January 1st, 2016 | Posted By: Magdalena Wszelaki | Posted in Adrenals, Anti-Candida, Entrees, Estrogen Dominance, Menopause, Recipes, Thyroid

Mushroom Leek Stir Fry

Mushroom Leek Stir Fry: A healthy alternative for your thyroid food diet.


A fast, super easy recipe, one of my total favorites. High in protein, so if you need to reduce your carbohydrate intake, this is a good source of healthy protein.

You know I love mushrooms for their taste and medicinal properties; they have cancer-preventing abilities, sugar-lowering, cholesterol-lowering, anti-viral properties and the ability to absorb heavy metals.

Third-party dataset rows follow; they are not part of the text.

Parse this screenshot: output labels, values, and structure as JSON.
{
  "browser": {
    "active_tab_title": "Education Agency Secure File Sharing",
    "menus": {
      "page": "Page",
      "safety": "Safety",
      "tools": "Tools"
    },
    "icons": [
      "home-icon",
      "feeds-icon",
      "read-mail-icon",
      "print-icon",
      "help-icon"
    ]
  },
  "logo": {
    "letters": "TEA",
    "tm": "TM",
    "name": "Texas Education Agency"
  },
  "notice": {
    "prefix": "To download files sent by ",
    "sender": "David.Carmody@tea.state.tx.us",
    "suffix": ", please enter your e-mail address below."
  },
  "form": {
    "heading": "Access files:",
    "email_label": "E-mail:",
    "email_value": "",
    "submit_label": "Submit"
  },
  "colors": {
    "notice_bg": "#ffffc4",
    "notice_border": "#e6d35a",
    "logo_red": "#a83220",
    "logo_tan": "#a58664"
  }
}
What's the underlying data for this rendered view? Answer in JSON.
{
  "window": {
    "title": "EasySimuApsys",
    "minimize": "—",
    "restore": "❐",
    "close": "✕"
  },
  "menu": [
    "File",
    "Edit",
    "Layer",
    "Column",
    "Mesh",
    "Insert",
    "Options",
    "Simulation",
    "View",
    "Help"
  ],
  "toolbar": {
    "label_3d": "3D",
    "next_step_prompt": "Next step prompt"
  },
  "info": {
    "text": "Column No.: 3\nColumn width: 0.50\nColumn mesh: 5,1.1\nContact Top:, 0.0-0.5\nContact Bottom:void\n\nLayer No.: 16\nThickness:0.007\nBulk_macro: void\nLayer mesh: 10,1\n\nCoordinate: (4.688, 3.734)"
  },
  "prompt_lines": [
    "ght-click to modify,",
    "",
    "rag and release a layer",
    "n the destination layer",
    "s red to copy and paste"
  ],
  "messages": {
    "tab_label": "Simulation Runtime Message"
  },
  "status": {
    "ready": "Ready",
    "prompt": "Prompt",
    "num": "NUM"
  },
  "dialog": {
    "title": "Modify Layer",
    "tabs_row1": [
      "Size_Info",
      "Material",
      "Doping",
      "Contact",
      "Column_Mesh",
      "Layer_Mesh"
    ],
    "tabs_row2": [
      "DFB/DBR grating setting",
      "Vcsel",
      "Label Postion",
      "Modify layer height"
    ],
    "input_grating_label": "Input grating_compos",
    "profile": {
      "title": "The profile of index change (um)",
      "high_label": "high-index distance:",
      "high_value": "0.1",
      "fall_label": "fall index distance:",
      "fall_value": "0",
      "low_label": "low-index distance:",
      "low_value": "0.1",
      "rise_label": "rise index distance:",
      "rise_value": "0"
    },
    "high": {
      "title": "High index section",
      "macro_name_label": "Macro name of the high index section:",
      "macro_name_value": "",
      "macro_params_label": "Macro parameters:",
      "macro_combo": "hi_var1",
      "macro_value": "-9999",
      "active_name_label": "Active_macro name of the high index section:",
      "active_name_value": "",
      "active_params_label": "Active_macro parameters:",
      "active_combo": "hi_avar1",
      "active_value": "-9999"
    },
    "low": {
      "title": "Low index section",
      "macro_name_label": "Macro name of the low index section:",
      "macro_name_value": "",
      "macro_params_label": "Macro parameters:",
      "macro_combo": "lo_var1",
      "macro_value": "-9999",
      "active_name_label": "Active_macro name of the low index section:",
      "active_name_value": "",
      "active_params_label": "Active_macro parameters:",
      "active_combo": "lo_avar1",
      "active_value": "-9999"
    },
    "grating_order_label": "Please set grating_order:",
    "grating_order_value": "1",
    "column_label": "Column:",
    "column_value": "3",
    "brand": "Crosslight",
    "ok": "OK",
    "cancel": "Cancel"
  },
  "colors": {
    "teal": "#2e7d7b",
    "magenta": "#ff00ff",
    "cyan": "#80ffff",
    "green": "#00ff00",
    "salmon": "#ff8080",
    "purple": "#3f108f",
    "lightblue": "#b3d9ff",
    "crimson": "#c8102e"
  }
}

Asians cook mushrooms as a strengthening tonic for recovering patients. This will make a great healthy alternative for your thyroid food diet.

Mushroom Leek Stir Fry
Prep time
Cook time
Total time
Serves: 6 servings
  • 3 cups oyster mushrooms (you can also use shiitake), sliced and roots removed
  • 1 cup sprouted beans (get them in a health store)
  • 1 onion, sliced thinly
  • 2 leeks, sliced to rings
  • 3 cloves of crushed garlic
  • 1 inch of minced ginger
  • 1 tsp cumin
  • 1 carrot, sliced
  • 5 oz (150g) rice noodles (omit if you are doing GAPS)
  • ½ cup soy (aka tamari) sauce (or coconut aminos if you are off soy)
  • ½ tsp chili
  • 1 tbsp coconut oil
How To Make
  1. Boil the rice noodles as per instructions given, set aside in cold water.
  2. Heat coconut oil, throw in cumin for 30 seconds till fragrant.
  3. Add onion, garlic and ginger and fry on high heat for 3 min.
  4. Add leeks and continue frying till slightly browned.
  5. Add mushrooms, sprouted beans and carrot, and stir fry till mushrooms become soft.
  6. Add soy sauce and chili.
  7. Add noodles and let the sauce bring all the ingredients together.
  8. Cook for 2 more minutes, stirring occasionally.
  9. Serve warm.
One of the great things about a stir fry is IMPROVISATION. Whatever you have in the fridge, just throw it in and it will blend in deliciously. Be brave, live wild!

4 Comments to Mushroom Leek Stir Fry

  1. Tamari is different to soy, as in it’s made the same way as soy sauce except it isn’t fermented with wheat

    • Hi and thank you so much for your comment. Yes, Tamari is slightly different (not using wheat during processing) and great for those who are gluten free but want to use soy sauce! ~HB Team

Leave a Reply to Kimberly Baxter Cancel reply

Your email address will not be published. Required fields are marked *